Isaiah cries out concerning Israel: “Though the number of the Israelites be like the sand by the sea, only the remnant will be saved. For the Lord will carry out his sentence on earth with speed and finality.” It is just as Isaiah said previously: “Unless the Lord Almighty had left us descendants, we would have become like Sodom, we would have been like Gomorrah.” What then shall we say? That the Gentiles, who did not pursue righteousness, have obtained it, a righteousness that is by faith; but the people of Israel, who pursued the law as the way of righteousness, have not attained their goal. Why not? Because they pursued it not by faith but as if it were by works. They stumbled over the stumbling stone. As it is written: “See, I lay in Zion a stone that causes people to stumble and a rock that makes them fall, and the one who believes in him will never be put to shame.” – Romans 9:27-33
Wow, I just read through the entire book of Romans and I think this is the sole water reference in the book. Paul’s main focus in writing this letter is to provide theological and historical underpinnings for many of the practices of the early church and its members. He also shares about his own journey and expresses a longing to return to Rome.
I suppose part of the reason for the dearth of water references is that Paul is speaking with a pragmatic purpose. I feel like Paul could have used a few more metaphors to connect with his audience at a soul to soul level. Perhaps his scholarly background, and lack of lessons by the lake with Jesus, left him with limited literary skills outside of legal matters. I do not know.

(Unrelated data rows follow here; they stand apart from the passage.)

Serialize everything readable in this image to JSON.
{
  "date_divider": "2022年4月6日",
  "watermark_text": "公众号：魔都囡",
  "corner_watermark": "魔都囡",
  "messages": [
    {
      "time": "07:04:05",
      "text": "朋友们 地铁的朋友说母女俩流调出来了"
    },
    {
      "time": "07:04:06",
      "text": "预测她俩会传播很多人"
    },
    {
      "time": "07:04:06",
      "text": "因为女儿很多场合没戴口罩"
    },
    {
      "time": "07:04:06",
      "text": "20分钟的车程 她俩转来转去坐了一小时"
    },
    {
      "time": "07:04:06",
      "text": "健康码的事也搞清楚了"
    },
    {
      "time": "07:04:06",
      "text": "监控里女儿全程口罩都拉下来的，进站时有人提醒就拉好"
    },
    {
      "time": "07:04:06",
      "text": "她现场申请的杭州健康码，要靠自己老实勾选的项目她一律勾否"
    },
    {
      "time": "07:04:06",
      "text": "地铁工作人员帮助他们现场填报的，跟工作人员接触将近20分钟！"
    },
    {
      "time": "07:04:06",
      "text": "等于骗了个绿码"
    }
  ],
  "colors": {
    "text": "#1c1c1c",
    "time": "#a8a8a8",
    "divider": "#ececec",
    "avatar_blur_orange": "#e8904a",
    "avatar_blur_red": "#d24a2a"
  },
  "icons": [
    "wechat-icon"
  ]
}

I reflected on the Isaiah reference (Isaiah 10:20-27) in this passage way back on September 5, 2015. The post was called “Sands by the sea” and the main point was that Isaiah was predicting the very thing that Paul is describing. A remnant of Jewish people will follow God faithfully and others will have this opportunity too. The part that Paul is adding here, after the great conjunction of Jesus’ life, death, and resurrection, is that those that are successful at this faithful following embrace a new internal relationship with God provided by the pouring out of the Holy Spirit. This opportunity is open to Jew and gentile alike.
Paul goes on to explain why the remnant does not contain more followers from the Jewish tradition. Paul says “Because they pursued it not by faith but as if it were by works. They stumbled over the stumbling stone.” Something about the way they were relating to God was blocking a more intimate relationship.
The “Rock in the road” on the Jewish journey home was of course Jesus the God-man who walked on water, calmed storms, and ultimately promised to help us cross the uncrossable river. Many of the Jews Paul was addressing, and those like myself reading it now, are caught up in a spiritual tug of war for our souls. Earthly endeavors (works) on one side and eternal events inspired and orchestrated by the Holy Spirit on the other.
We have to choose which “team” we are pulling for in this spiritual struggle and apparently many Jews are pulling for the works side. So why are the Jews more comfortable as “humans doing” than “humans being”. They have allowed their searching on the great spiritual sea to be more about the boat and tackle and less about the destination in the undiscovered country. They are not alone in this.
So how does one keep from stumbling over the “stone” that is the savior Jesus? Paul provides an answer “and the one who believes in him will never be put to shame.” So it is as simple, and as complex, as believing – allow the “stumbling stone” to be your savior and Lord. It need not be more complicated than that.
Prayer; God help us to build You into our soul and spirit.